▼▼▼

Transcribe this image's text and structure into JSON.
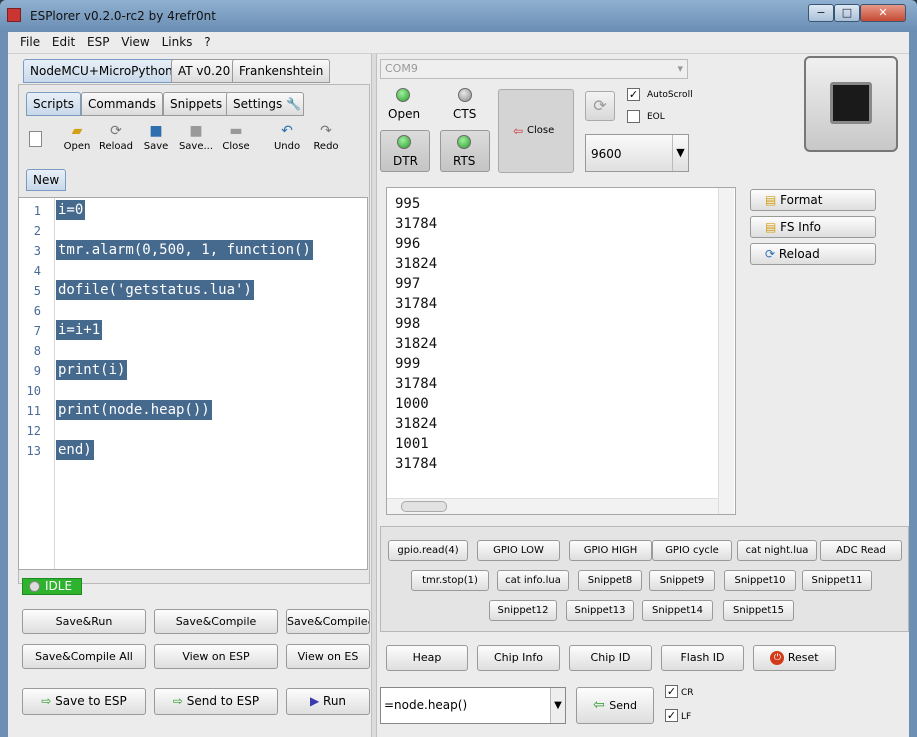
{
  "window": {
    "title": "ESPlorer v0.2.0-rc2 by 4refr0nt",
    "controls": [
      "−",
      "□",
      "✕"
    ]
  },
  "menu": [
    "File",
    "Edit",
    "ESP",
    "View",
    "Links",
    "?"
  ],
  "fw_tabs": [
    "NodeMCU+MicroPython",
    "AT v0.20",
    "Frankenshtein"
  ],
  "sub_tabs": [
    "Scripts",
    "Commands",
    "Snippets",
    "Settings"
  ],
  "toolbar": [
    {
      "label": "Open",
      "icon": "open-folder-icon"
    },
    {
      "label": "Reload",
      "icon": "reload-icon"
    },
    {
      "label": "Save",
      "icon": "save-icon"
    },
    {
      "label": "Save...",
      "icon": "save-as-icon"
    },
    {
      "label": "Close",
      "icon": "close-file-icon"
    },
    {
      "label": "Undo",
      "icon": "undo-icon"
    },
    {
      "label": "Redo",
      "icon": "redo-icon"
    }
  ],
  "file_tab": "New",
  "editor": {
    "line_numbers": [
      "1",
      "2",
      "3",
      "4",
      "5",
      "6",
      "7",
      "8",
      "9",
      "10",
      "11",
      "12",
      "13"
    ],
    "code": [
      {
        "line": 1,
        "text": "i=0"
      },
      {
        "line": 3,
        "text": "tmr.alarm(0,500, 1, function()"
      },
      {
        "line": 5,
        "text": "dofile('getstatus.lua')"
      },
      {
        "line": 7,
        "text": "i=i+1"
      },
      {
        "line": 9,
        "text": "print(i)"
      },
      {
        "line": 11,
        "text": "print(node.heap())"
      },
      {
        "line": 13,
        "text": "end)"
      }
    ]
  },
  "status": "IDLE",
  "left_buttons": {
    "row1": [
      "Save&Run",
      "Save&Compile",
      "Save&Compile&"
    ],
    "row2": [
      "Save&Compile All",
      "View on ESP",
      "View on ES"
    ],
    "row3": [
      "Save to ESP",
      "Send to ESP",
      "Run"
    ]
  },
  "port": {
    "com": "COM9",
    "open": "Open",
    "cts": "CTS",
    "dtr": "DTR",
    "rts": "RTS",
    "close": "Close",
    "autoscroll": "AutoScroll",
    "eol": "EOL",
    "baud": "9600"
  },
  "terminal": [
    "31824",
    "995",
    "31784",
    "996",
    "31824",
    "997",
    "31784",
    "998",
    "31824",
    "999",
    "31784",
    "1000",
    "31824",
    "1001",
    "31784"
  ],
  "side_buttons": [
    "Format",
    "FS Info",
    "Reload"
  ],
  "snippets": {
    "row1": [
      "gpio.read(4)",
      "GPIO LOW",
      "GPIO HIGH",
      "GPIO cycle",
      "cat night.lua",
      "ADC Read"
    ],
    "row2": [
      "tmr.stop(1)",
      "cat info.lua",
      "Snippet8",
      "Snippet9",
      "Snippet10",
      "Snippet11"
    ],
    "row3": [
      "Snippet12",
      "Snippet13",
      "Snippet14",
      "Snippet15"
    ]
  },
  "bottom_buttons": [
    "Heap",
    "Chip Info",
    "Chip ID",
    "Flash ID",
    "Reset"
  ],
  "command": {
    "value": "=node.heap()",
    "send": "Send",
    "cr": "CR",
    "lf": "LF"
  },
  "colors": {
    "selection": "#46698e",
    "led_green": "#2a9a2a",
    "status_green": "#2db32d",
    "reset_red": "#d23a1a"
  }
}
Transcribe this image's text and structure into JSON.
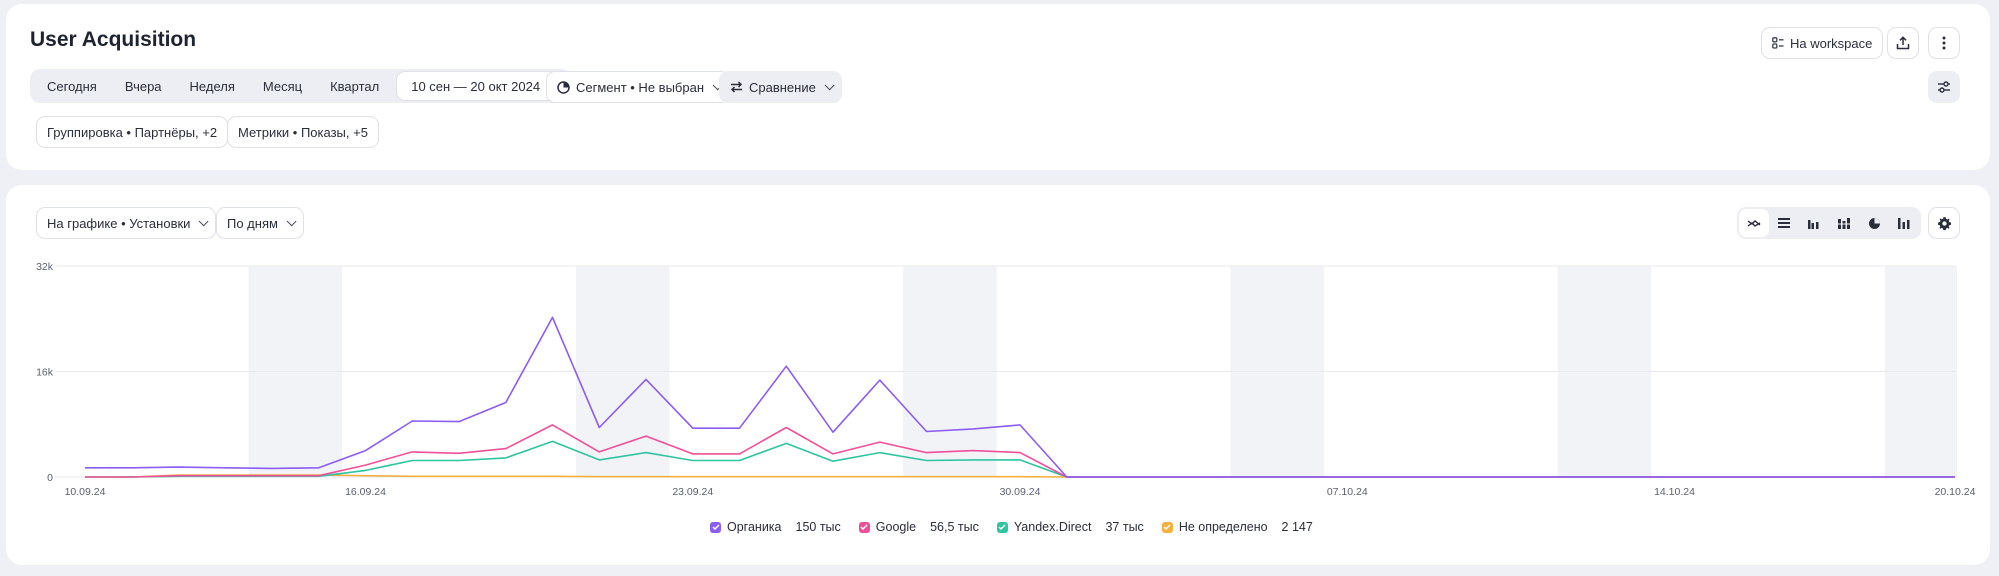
{
  "page": {
    "title": "User Acquisition"
  },
  "header": {
    "workspace_label": "На workspace",
    "export_icon": "upload-icon",
    "more_icon": "more-vertical-icon"
  },
  "period": {
    "items": [
      "Сегодня",
      "Вчера",
      "Неделя",
      "Месяц",
      "Квартал"
    ],
    "date_range": "10 сен — 20 окт 2024"
  },
  "segment_label": "Сегмент • Не выбран",
  "comparison_label": "Сравнение",
  "grouping_label": "Группировка • Партнёры, +2",
  "metrics_label": "Метрики • Показы, +5",
  "chart_controls": {
    "graph_metric": "На графике • Установки",
    "interval": "По дням"
  },
  "colors": {
    "organic": "#8b5cf6",
    "google": "#f0509a",
    "yandex_direct": "#2ec4a0",
    "undefined": "#f5b040",
    "weekend_band": "#f2f3f7",
    "grid": "#e8e9ee"
  },
  "chart_data": {
    "type": "line",
    "x": [
      "10.09.24",
      "11.09.24",
      "12.09.24",
      "13.09.24",
      "14.09.24",
      "15.09.24",
      "16.09.24",
      "17.09.24",
      "18.09.24",
      "19.09.24",
      "20.09.24",
      "21.09.24",
      "22.09.24",
      "23.09.24",
      "24.09.24",
      "25.09.24",
      "26.09.24",
      "27.09.24",
      "28.09.24",
      "29.09.24",
      "30.09.24",
      "01.10.24",
      "02.10.24",
      "03.10.24",
      "04.10.24",
      "05.10.24",
      "06.10.24",
      "07.10.24",
      "08.10.24",
      "09.10.24",
      "10.10.24",
      "11.10.24",
      "12.10.24",
      "13.10.24",
      "14.10.24",
      "15.10.24",
      "16.10.24",
      "17.10.24",
      "18.10.24",
      "19.10.24",
      "20.10.24"
    ],
    "x_tick_labels": [
      "10.09.24",
      "16.09.24",
      "23.09.24",
      "30.09.24",
      "07.10.24",
      "14.10.24",
      "20.10.24"
    ],
    "y_ticks": [
      "0",
      "16k",
      "32k"
    ],
    "ylim": [
      0,
      32000
    ],
    "weekend_dates": [
      [
        "14.09.24",
        "15.09.24"
      ],
      [
        "21.09.24",
        "22.09.24"
      ],
      [
        "28.09.24",
        "29.09.24"
      ],
      [
        "05.10.24",
        "06.10.24"
      ],
      [
        "12.10.24",
        "13.10.24"
      ],
      [
        "19.10.24",
        "20.10.24"
      ]
    ],
    "series": [
      {
        "name": "Органика",
        "total": "150 тыс",
        "color_key": "organic",
        "values": [
          1400,
          1400,
          1500,
          1400,
          1300,
          1400,
          4000,
          8500,
          8400,
          11300,
          24200,
          7500,
          14800,
          7400,
          7400,
          16800,
          6800,
          14700,
          6900,
          7300,
          7900,
          0,
          0,
          0,
          0,
          0,
          0,
          0,
          0,
          0,
          0,
          0,
          0,
          0,
          0,
          0,
          0,
          0,
          0,
          0,
          0
        ]
      },
      {
        "name": "Google",
        "total": "56,5 тыс",
        "color_key": "google",
        "values": [
          0,
          0,
          200,
          200,
          200,
          200,
          1800,
          3800,
          3600,
          4300,
          7900,
          3800,
          6200,
          3500,
          3500,
          7500,
          3500,
          5300,
          3700,
          4000,
          3700,
          0,
          0,
          0,
          0,
          0,
          0,
          0,
          0,
          0,
          0,
          0,
          0,
          0,
          0,
          0,
          0,
          0,
          0,
          0,
          0
        ]
      },
      {
        "name": "Yandex.Direct",
        "total": "37 тыс",
        "color_key": "yandex_direct",
        "values": [
          0,
          0,
          100,
          100,
          100,
          100,
          1000,
          2500,
          2500,
          2900,
          5400,
          2600,
          3700,
          2500,
          2500,
          5100,
          2400,
          3700,
          2500,
          2600,
          2600,
          0,
          0,
          0,
          0,
          0,
          0,
          0,
          0,
          0,
          0,
          0,
          0,
          0,
          0,
          0,
          0,
          0,
          0,
          0,
          0
        ]
      },
      {
        "name": "Не определено",
        "total": "2 147",
        "color_key": "undefined",
        "values": [
          0,
          0,
          300,
          300,
          300,
          300,
          200,
          100,
          100,
          100,
          100,
          50,
          50,
          50,
          50,
          50,
          50,
          50,
          50,
          50,
          50,
          0,
          0,
          0,
          0,
          0,
          0,
          0,
          0,
          0,
          0,
          0,
          0,
          0,
          0,
          0,
          0,
          0,
          0,
          0,
          0
        ]
      }
    ]
  }
}
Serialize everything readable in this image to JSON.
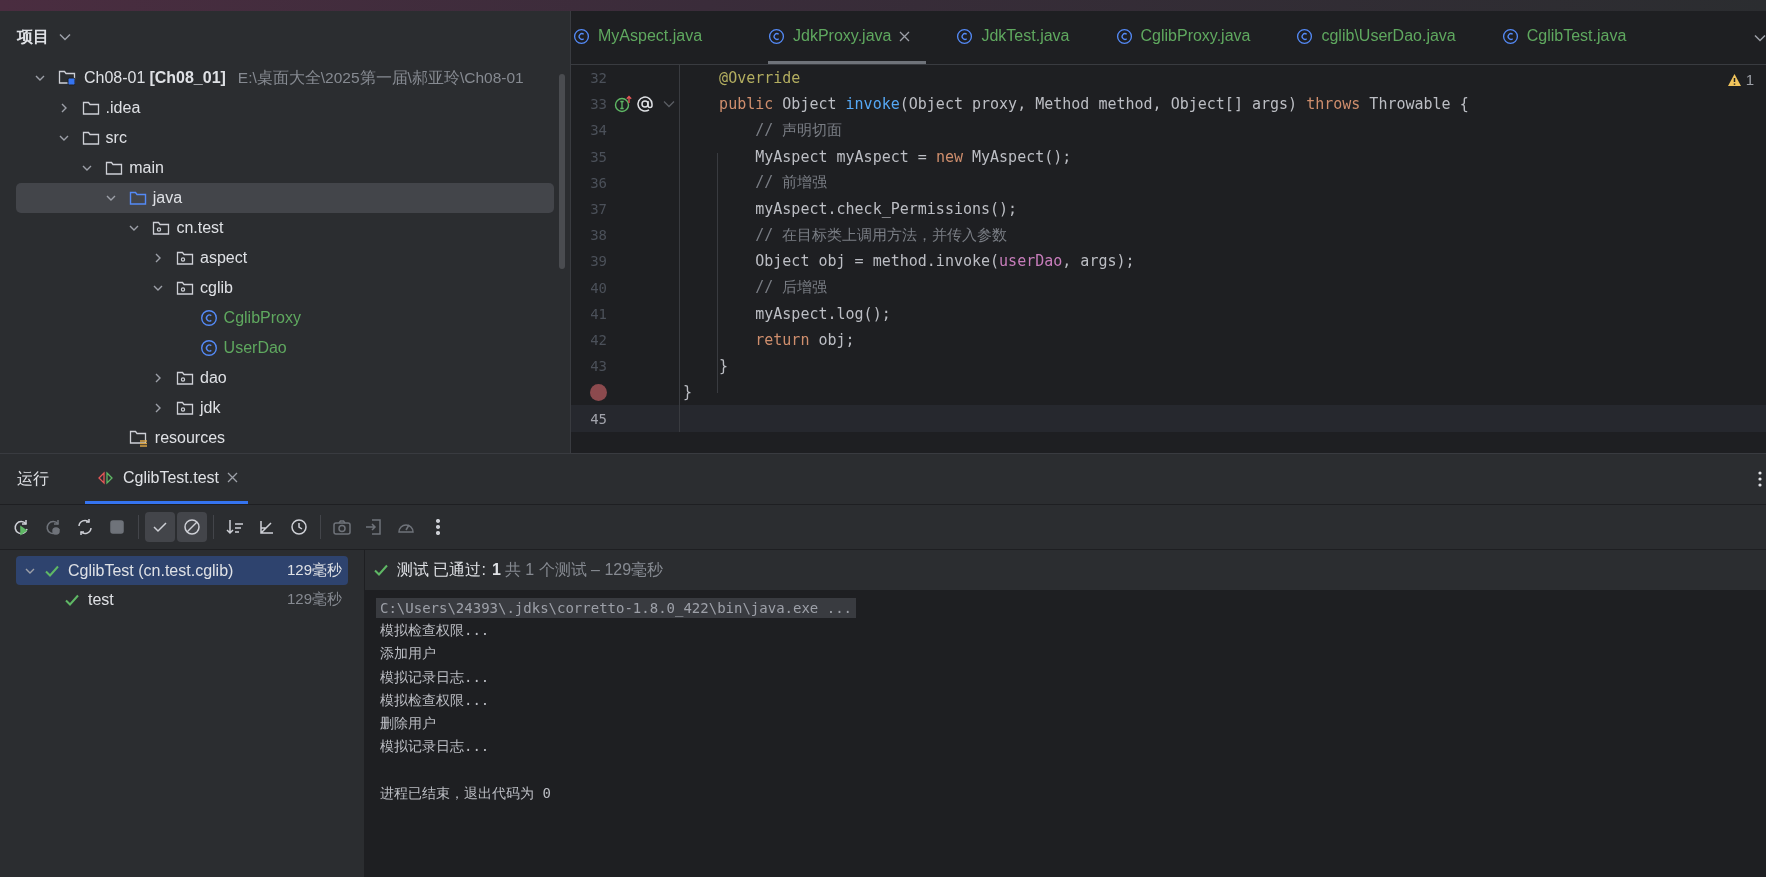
{
  "project_panel": {
    "title": "项目",
    "tree": [
      {
        "label": "Ch08-01",
        "module": "[Ch08_01]",
        "path": "E:\\桌面大全\\2025第一届\\郝亚玲\\Ch08-01",
        "kind": "module",
        "expanded": true,
        "selected": false,
        "children": [
          {
            "label": ".idea",
            "kind": "folder",
            "expanded": false,
            "selected": false
          },
          {
            "label": "src",
            "kind": "folder",
            "expanded": true,
            "selected": false,
            "children": [
              {
                "label": "main",
                "kind": "folder",
                "expanded": true,
                "selected": false,
                "children": [
                  {
                    "label": "java",
                    "kind": "source",
                    "expanded": true,
                    "selected": true,
                    "children": [
                      {
                        "label": "cn.test",
                        "kind": "package",
                        "expanded": true,
                        "selected": false,
                        "children": [
                          {
                            "label": "aspect",
                            "kind": "package",
                            "expanded": false,
                            "selected": false
                          },
                          {
                            "label": "cglib",
                            "kind": "package",
                            "expanded": true,
                            "selected": false,
                            "children": [
                              {
                                "label": "CglibProxy",
                                "kind": "class",
                                "selected": false
                              },
                              {
                                "label": "UserDao",
                                "kind": "class",
                                "selected": false
                              }
                            ]
                          },
                          {
                            "label": "dao",
                            "kind": "package",
                            "expanded": false,
                            "selected": false
                          },
                          {
                            "label": "jdk",
                            "kind": "package",
                            "expanded": false,
                            "selected": false
                          }
                        ]
                      }
                    ]
                  },
                  {
                    "label": "resources",
                    "kind": "resources",
                    "selected": false
                  }
                ]
              }
            ]
          }
        ]
      }
    ]
  },
  "editor": {
    "tabs": [
      {
        "label": "MyAspect.java",
        "selected": false
      },
      {
        "label": "JdkProxy.java",
        "selected": true
      },
      {
        "label": "JdkTest.java",
        "selected": false
      },
      {
        "label": "CglibProxy.java",
        "selected": false
      },
      {
        "label": "cglib\\UserDao.java",
        "selected": false
      },
      {
        "label": "CglibTest.java",
        "selected": false
      }
    ],
    "warnings": "1",
    "lines": [
      {
        "number": "32",
        "breakpoint": false,
        "current": false,
        "tokens": [
          {
            "text": "    @Override",
            "kind": "annotation"
          }
        ]
      },
      {
        "number": "33",
        "breakpoint": false,
        "current": false,
        "gutter_marks": true,
        "tokens": [
          {
            "text": "    public",
            "kind": "keyword"
          },
          {
            "text": " Object ",
            "kind": "plain"
          },
          {
            "text": "invoke",
            "kind": "method"
          },
          {
            "text": "(Object proxy, Method method, Object[] args) ",
            "kind": "plain"
          },
          {
            "text": "throws",
            "kind": "keyword"
          },
          {
            "text": " Throwable {",
            "kind": "plain"
          }
        ]
      },
      {
        "number": "34",
        "breakpoint": false,
        "current": false,
        "tokens": [
          {
            "text": "        // 声明切面",
            "kind": "comment"
          }
        ]
      },
      {
        "number": "35",
        "breakpoint": false,
        "current": false,
        "tokens": [
          {
            "text": "        MyAspect myAspect = ",
            "kind": "plain"
          },
          {
            "text": "new",
            "kind": "keyword"
          },
          {
            "text": " MyAspect();",
            "kind": "plain"
          }
        ]
      },
      {
        "number": "36",
        "breakpoint": false,
        "current": false,
        "tokens": [
          {
            "text": "        // 前增强",
            "kind": "comment"
          }
        ]
      },
      {
        "number": "37",
        "breakpoint": false,
        "current": false,
        "tokens": [
          {
            "text": "        myAspect.check_Permissions();",
            "kind": "plain"
          }
        ]
      },
      {
        "number": "38",
        "breakpoint": false,
        "current": false,
        "tokens": [
          {
            "text": "        // 在目标类上调用方法，并传入参数",
            "kind": "comment"
          }
        ]
      },
      {
        "number": "39",
        "breakpoint": false,
        "current": false,
        "tokens": [
          {
            "text": "        Object obj = method.invoke(",
            "kind": "plain"
          },
          {
            "text": "userDao",
            "kind": "field"
          },
          {
            "text": ", args);",
            "kind": "plain"
          }
        ]
      },
      {
        "number": "40",
        "breakpoint": false,
        "current": false,
        "tokens": [
          {
            "text": "        // 后增强",
            "kind": "comment"
          }
        ]
      },
      {
        "number": "41",
        "breakpoint": false,
        "current": false,
        "tokens": [
          {
            "text": "        myAspect.log();",
            "kind": "plain"
          }
        ]
      },
      {
        "number": "42",
        "breakpoint": false,
        "current": false,
        "tokens": [
          {
            "text": "        return",
            "kind": "keyword"
          },
          {
            "text": " obj;",
            "kind": "plain"
          }
        ]
      },
      {
        "number": "43",
        "breakpoint": false,
        "current": false,
        "tokens": [
          {
            "text": "    }",
            "kind": "plain"
          }
        ]
      },
      {
        "breakpoint": true,
        "current": false,
        "tokens": [
          {
            "text": "}",
            "kind": "plain"
          }
        ]
      },
      {
        "number": "45",
        "breakpoint": false,
        "current": true
      }
    ]
  },
  "run_panel": {
    "title": "运行",
    "tabs": [
      {
        "label": "CglibTest.test",
        "selected": true
      }
    ],
    "toolbar": [
      {
        "kind": "rerun",
        "disabled": false,
        "on": false
      },
      {
        "kind": "rerun-failed",
        "disabled": true,
        "on": false
      },
      {
        "kind": "toggle-auto",
        "disabled": false,
        "on": false
      },
      {
        "kind": "stop",
        "disabled": true,
        "on": false
      },
      {
        "kind": "show-passed",
        "disabled": false,
        "on": true
      },
      {
        "kind": "show-ignored",
        "disabled": false,
        "on": true
      },
      {
        "kind": "sort",
        "disabled": false,
        "on": false
      },
      {
        "kind": "collapse",
        "disabled": false,
        "on": false
      },
      {
        "kind": "history",
        "disabled": false,
        "on": false
      },
      {
        "kind": "camera",
        "disabled": true,
        "on": false
      },
      {
        "kind": "import",
        "disabled": true,
        "on": false
      },
      {
        "kind": "gauge",
        "disabled": true,
        "on": false
      },
      {
        "kind": "more",
        "disabled": false,
        "on": false
      }
    ],
    "tests": [
      {
        "label": "CglibTest (cn.test.cglib)",
        "time": "129毫秒",
        "passed": true,
        "selected": true,
        "expanded": true,
        "children": [
          {
            "label": "test",
            "time": "129毫秒",
            "passed": true,
            "selected": false
          }
        ]
      }
    ],
    "summary": {
      "status": "测试 已通过:",
      "count": "1",
      "detail": "共 1 个测试 – 129毫秒"
    },
    "console": [
      {
        "text": "C:\\Users\\24393\\.jdks\\corretto-1.8.0_422\\bin\\java.exe ...",
        "kind": "command"
      },
      {
        "text": "模拟检查权限...",
        "kind": "output"
      },
      {
        "text": "添加用户",
        "kind": "output"
      },
      {
        "text": "模拟记录日志...",
        "kind": "output"
      },
      {
        "text": "模拟检查权限...",
        "kind": "output"
      },
      {
        "text": "删除用户",
        "kind": "output"
      },
      {
        "text": "模拟记录日志...",
        "kind": "output"
      },
      {
        "kind": "blank"
      },
      {
        "text": "进程已结束，退出代码为 0",
        "kind": "output"
      }
    ]
  }
}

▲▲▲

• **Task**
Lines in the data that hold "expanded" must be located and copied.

• **Output for this task**
        "expanded": true,
            "expanded": false,
            "expanded": true,
                "expanded": true,
                    "expanded": true,
                        "expanded": true,
                            "expanded": false,
                            "expanded": true,
                            "expanded": false,
                            "expanded": false,
        "expanded": true,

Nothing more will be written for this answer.